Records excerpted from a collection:

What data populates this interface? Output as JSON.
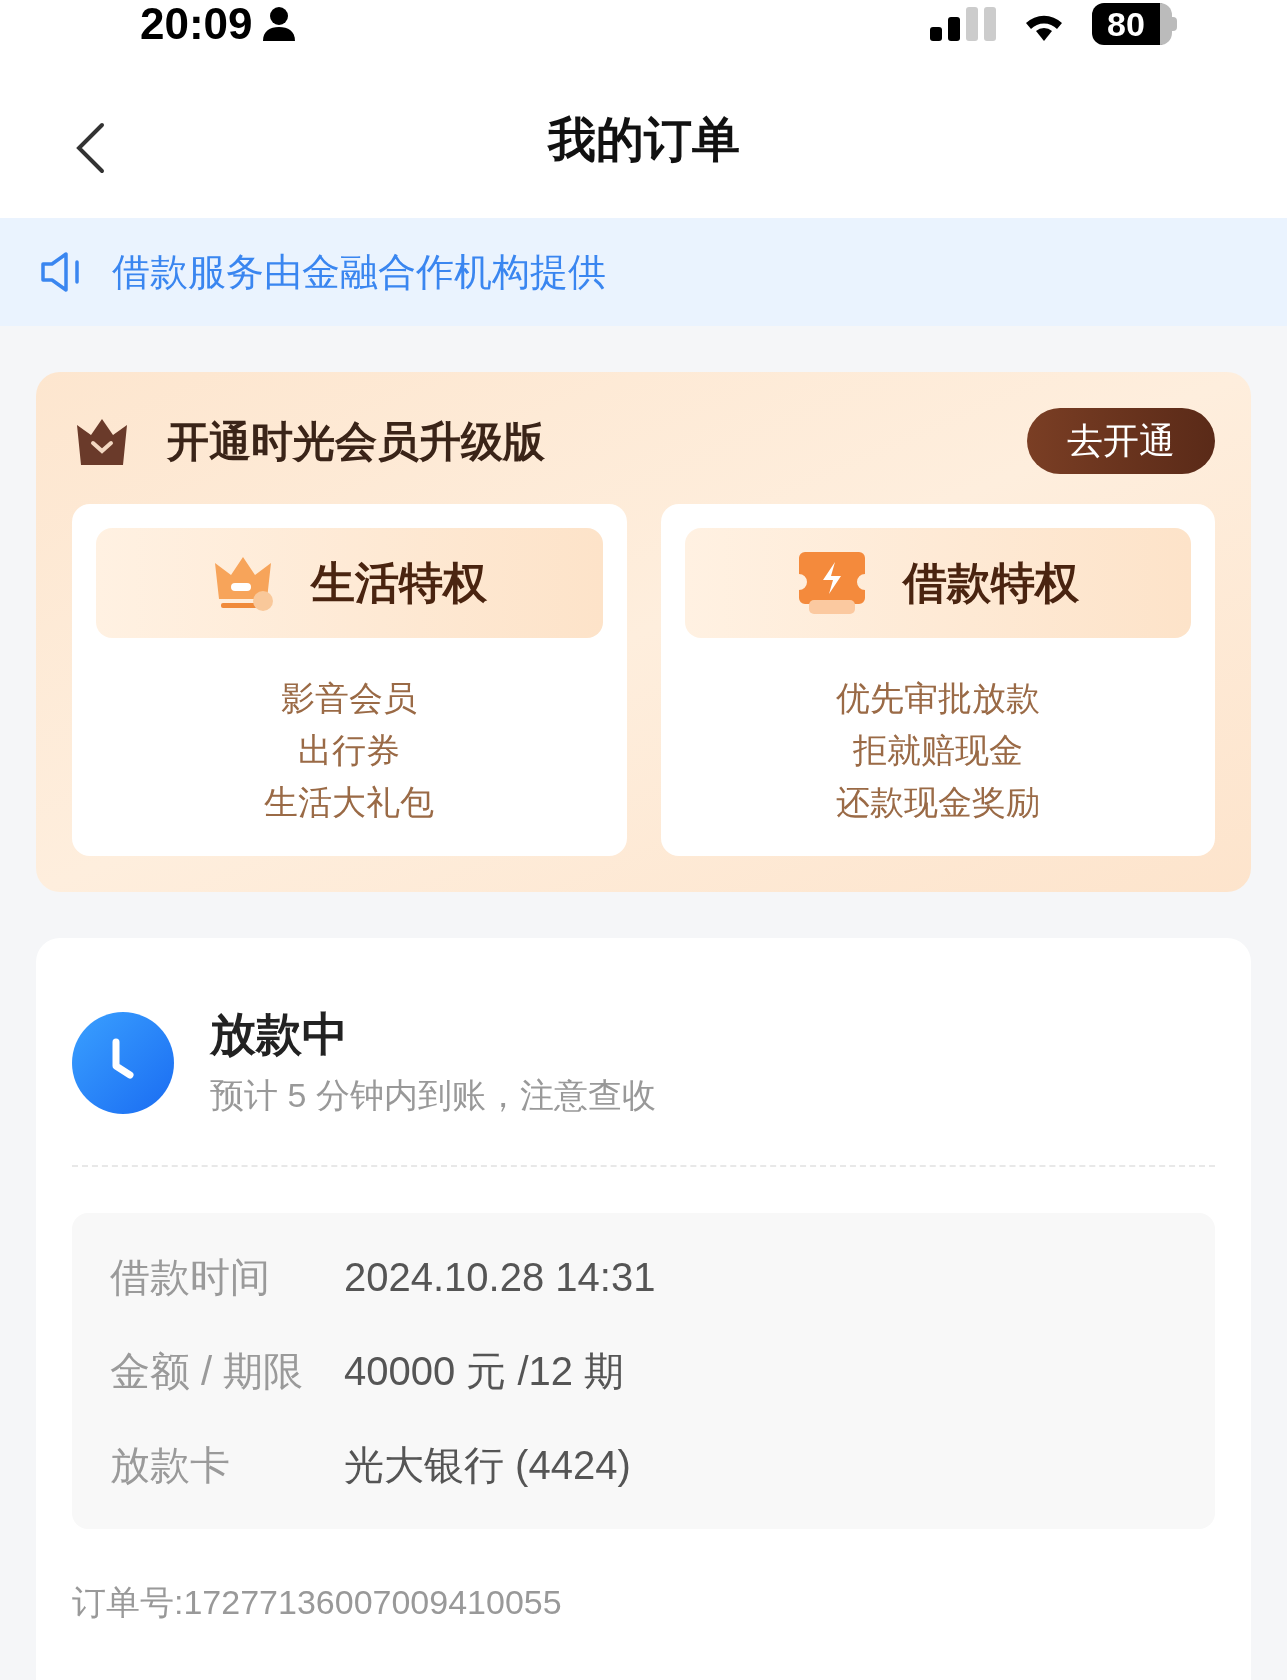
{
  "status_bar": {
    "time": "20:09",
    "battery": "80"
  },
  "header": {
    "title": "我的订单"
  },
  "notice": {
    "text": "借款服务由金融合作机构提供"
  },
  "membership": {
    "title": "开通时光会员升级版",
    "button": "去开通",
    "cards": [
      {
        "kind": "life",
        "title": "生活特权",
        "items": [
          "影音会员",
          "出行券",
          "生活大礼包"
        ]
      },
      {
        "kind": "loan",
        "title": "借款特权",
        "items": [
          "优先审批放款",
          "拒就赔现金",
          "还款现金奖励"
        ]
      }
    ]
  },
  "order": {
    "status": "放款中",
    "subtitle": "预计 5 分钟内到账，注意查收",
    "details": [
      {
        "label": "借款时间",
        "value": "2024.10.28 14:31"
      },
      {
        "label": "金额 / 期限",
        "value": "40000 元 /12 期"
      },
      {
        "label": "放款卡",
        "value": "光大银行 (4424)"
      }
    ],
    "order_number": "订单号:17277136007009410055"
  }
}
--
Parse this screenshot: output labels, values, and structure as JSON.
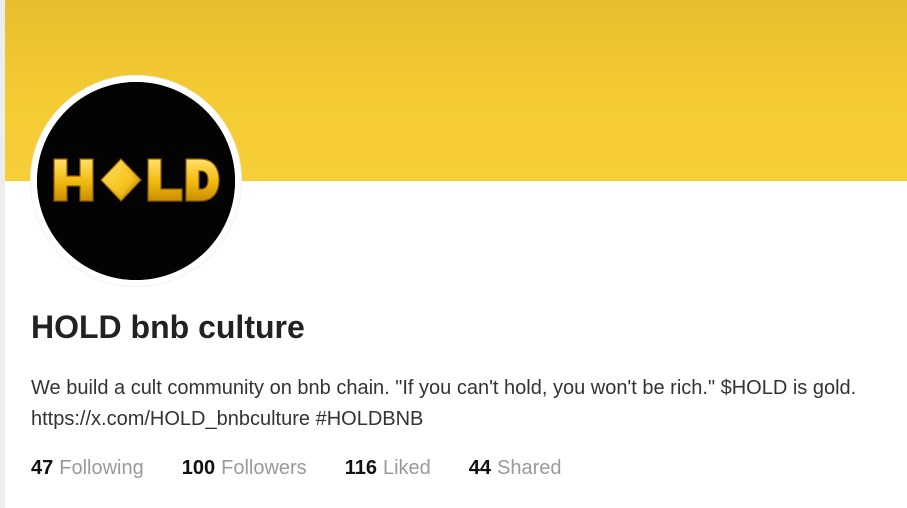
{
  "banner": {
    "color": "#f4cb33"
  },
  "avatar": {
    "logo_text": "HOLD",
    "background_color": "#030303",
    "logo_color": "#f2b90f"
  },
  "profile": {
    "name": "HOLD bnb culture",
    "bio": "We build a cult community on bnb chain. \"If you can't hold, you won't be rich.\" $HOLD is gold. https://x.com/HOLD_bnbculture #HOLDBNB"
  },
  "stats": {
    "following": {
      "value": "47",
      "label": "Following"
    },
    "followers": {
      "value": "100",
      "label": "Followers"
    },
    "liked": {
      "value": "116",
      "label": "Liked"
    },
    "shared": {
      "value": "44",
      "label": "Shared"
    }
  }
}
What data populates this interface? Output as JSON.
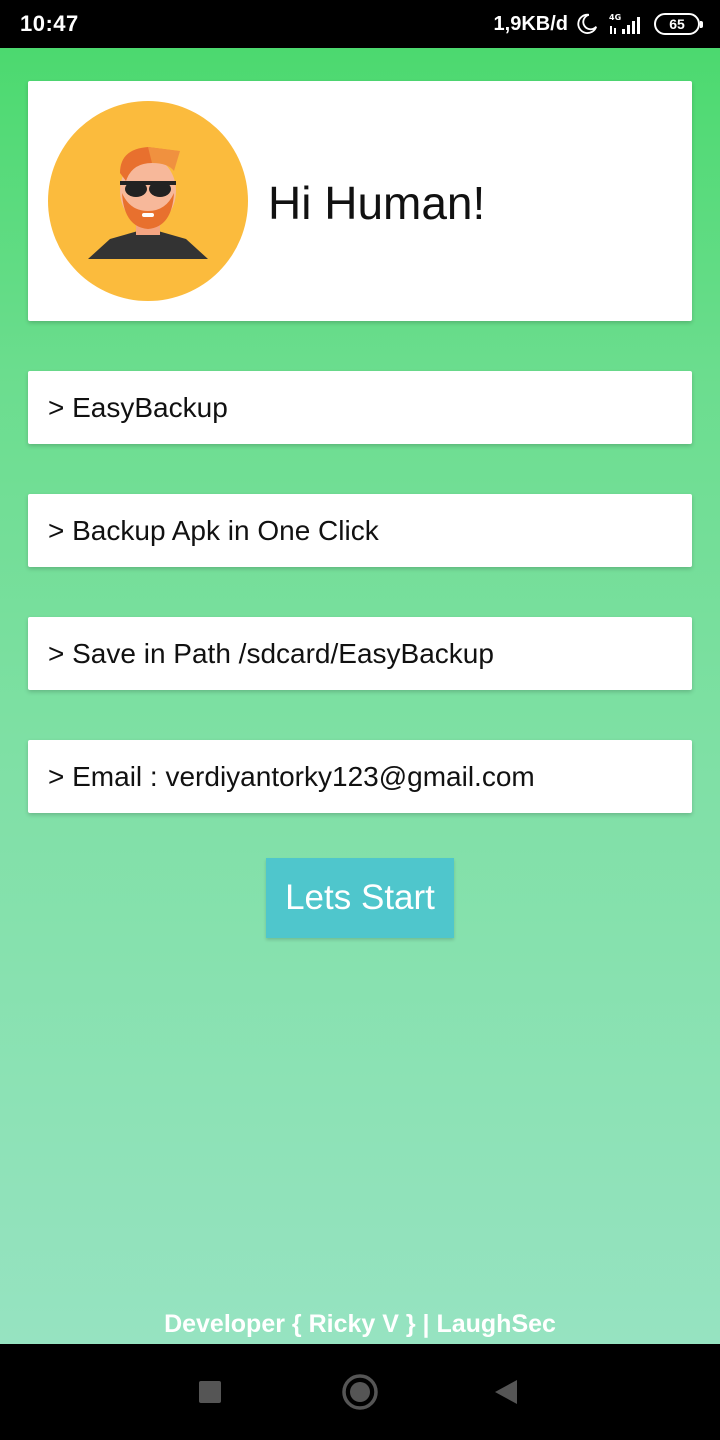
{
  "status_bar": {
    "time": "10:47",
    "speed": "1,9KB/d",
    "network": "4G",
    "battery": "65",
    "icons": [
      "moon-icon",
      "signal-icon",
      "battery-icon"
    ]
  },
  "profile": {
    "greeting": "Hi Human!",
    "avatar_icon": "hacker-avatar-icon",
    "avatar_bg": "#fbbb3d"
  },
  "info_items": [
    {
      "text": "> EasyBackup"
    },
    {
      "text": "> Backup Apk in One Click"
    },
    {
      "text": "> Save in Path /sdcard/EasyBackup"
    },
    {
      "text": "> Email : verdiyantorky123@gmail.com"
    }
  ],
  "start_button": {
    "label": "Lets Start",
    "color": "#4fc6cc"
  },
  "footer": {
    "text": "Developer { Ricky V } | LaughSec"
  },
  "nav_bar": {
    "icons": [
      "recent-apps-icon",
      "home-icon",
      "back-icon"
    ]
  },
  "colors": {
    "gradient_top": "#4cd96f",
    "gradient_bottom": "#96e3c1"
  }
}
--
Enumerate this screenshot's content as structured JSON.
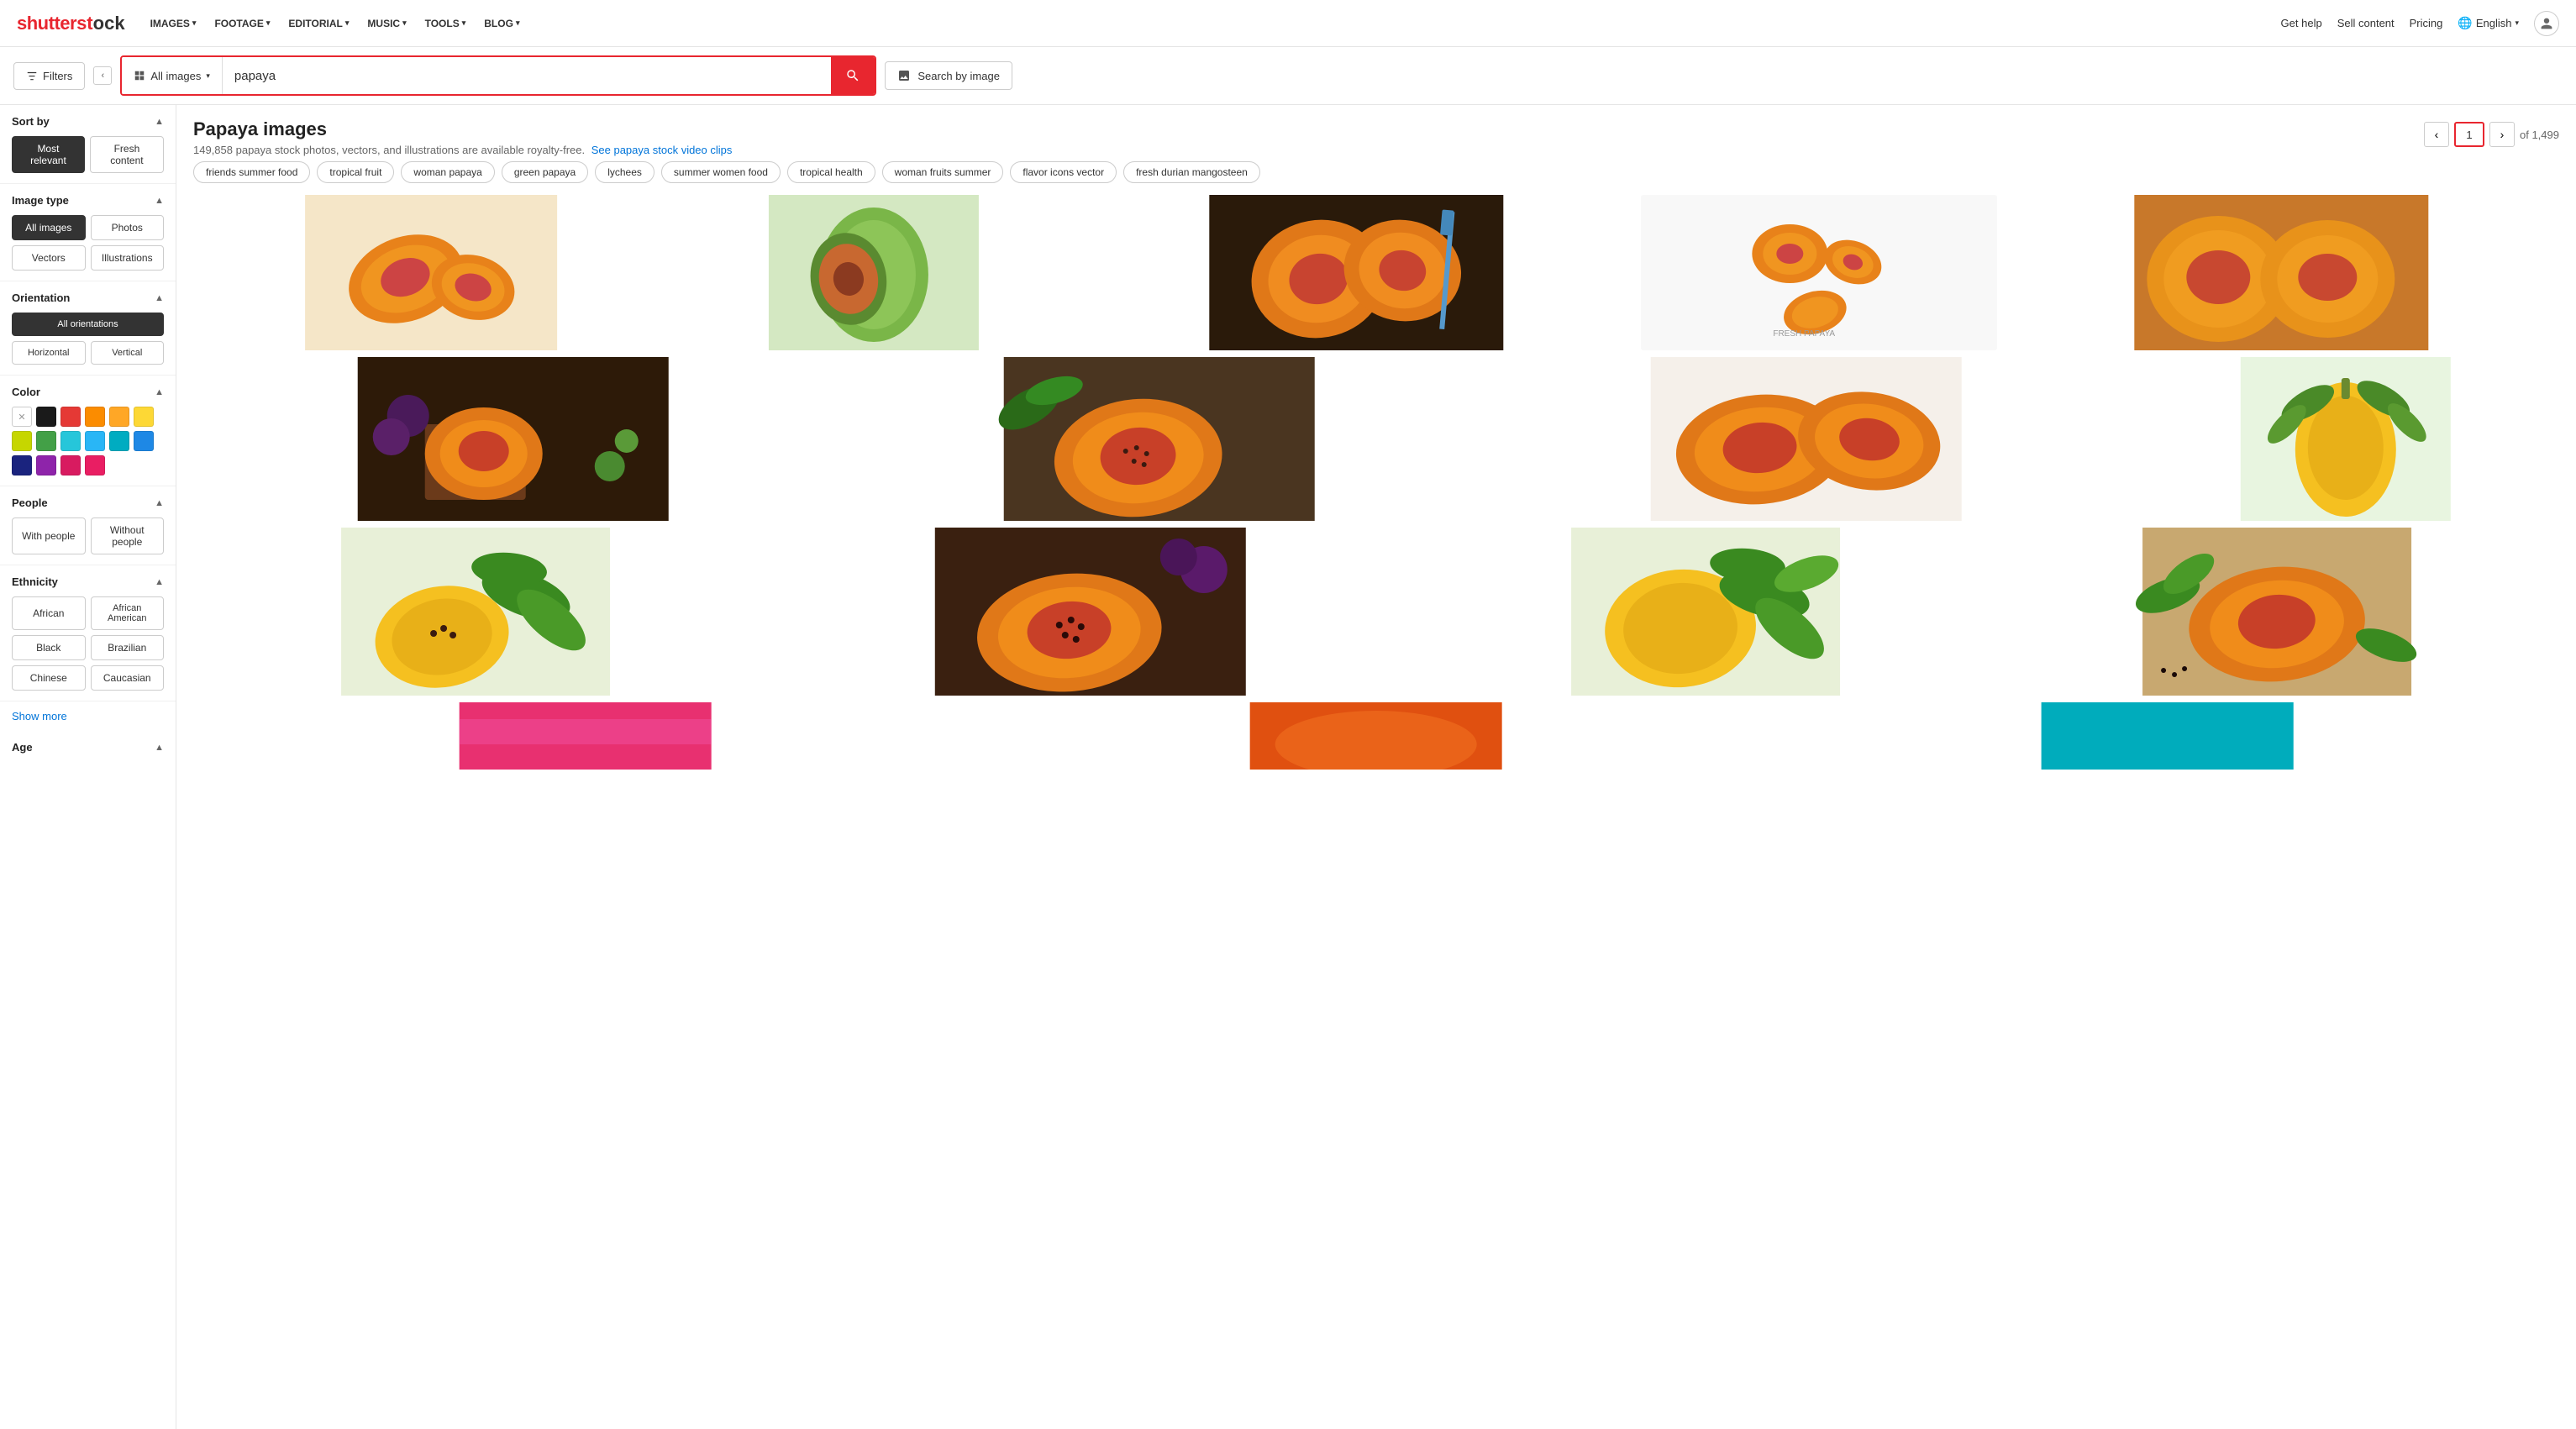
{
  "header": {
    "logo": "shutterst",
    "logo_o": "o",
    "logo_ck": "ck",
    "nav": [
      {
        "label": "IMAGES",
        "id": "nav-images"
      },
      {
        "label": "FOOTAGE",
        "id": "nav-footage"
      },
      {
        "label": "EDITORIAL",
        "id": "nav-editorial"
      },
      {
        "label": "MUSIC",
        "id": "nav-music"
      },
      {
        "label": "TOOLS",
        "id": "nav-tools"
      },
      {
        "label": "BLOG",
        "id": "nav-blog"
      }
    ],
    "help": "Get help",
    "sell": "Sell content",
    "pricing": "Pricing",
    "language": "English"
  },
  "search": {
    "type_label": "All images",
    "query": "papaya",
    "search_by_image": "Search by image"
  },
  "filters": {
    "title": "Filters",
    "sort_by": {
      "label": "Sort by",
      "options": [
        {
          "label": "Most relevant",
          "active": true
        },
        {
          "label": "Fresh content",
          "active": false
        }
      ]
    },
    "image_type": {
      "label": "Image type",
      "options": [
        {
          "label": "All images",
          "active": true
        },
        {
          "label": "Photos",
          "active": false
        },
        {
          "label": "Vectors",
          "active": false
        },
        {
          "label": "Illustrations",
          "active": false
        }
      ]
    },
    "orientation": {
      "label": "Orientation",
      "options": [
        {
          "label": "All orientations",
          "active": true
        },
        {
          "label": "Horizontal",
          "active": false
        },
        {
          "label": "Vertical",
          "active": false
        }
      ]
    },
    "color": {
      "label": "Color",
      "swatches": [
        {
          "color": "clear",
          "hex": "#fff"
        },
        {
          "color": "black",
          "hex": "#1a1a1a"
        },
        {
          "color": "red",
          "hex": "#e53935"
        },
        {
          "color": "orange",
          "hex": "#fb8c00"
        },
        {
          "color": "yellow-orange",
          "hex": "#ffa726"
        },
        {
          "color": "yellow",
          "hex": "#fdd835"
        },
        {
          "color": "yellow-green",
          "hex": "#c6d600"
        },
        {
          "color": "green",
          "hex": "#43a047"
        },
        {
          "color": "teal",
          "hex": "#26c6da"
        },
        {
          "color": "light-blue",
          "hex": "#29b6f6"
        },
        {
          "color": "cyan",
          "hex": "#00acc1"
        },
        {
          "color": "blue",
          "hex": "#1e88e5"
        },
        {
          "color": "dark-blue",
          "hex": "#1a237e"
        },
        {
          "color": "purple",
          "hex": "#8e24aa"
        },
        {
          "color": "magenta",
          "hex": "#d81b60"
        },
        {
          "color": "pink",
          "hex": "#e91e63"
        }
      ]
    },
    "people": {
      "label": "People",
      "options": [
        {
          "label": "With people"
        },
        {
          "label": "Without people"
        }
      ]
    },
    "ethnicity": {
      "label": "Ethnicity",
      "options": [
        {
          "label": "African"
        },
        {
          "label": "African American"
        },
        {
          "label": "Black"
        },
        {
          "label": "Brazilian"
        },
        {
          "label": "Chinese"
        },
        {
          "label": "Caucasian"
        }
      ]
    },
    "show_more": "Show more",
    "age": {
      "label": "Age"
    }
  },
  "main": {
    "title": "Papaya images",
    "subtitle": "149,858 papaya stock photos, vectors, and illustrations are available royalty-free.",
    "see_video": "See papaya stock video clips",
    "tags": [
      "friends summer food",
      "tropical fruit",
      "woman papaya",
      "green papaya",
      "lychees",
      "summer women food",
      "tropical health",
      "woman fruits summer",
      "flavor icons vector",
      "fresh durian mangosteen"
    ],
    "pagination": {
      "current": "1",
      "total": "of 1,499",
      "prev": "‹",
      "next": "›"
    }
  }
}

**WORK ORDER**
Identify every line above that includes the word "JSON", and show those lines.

**WRITTEN SOLUTION**
What data populates this interface? Output as JSON.
Parse this screenshot: output labels, values, and structure as JSON.
What data populates this interface? Output as JSON.
Enumerate this screenshot's content as structured JSON.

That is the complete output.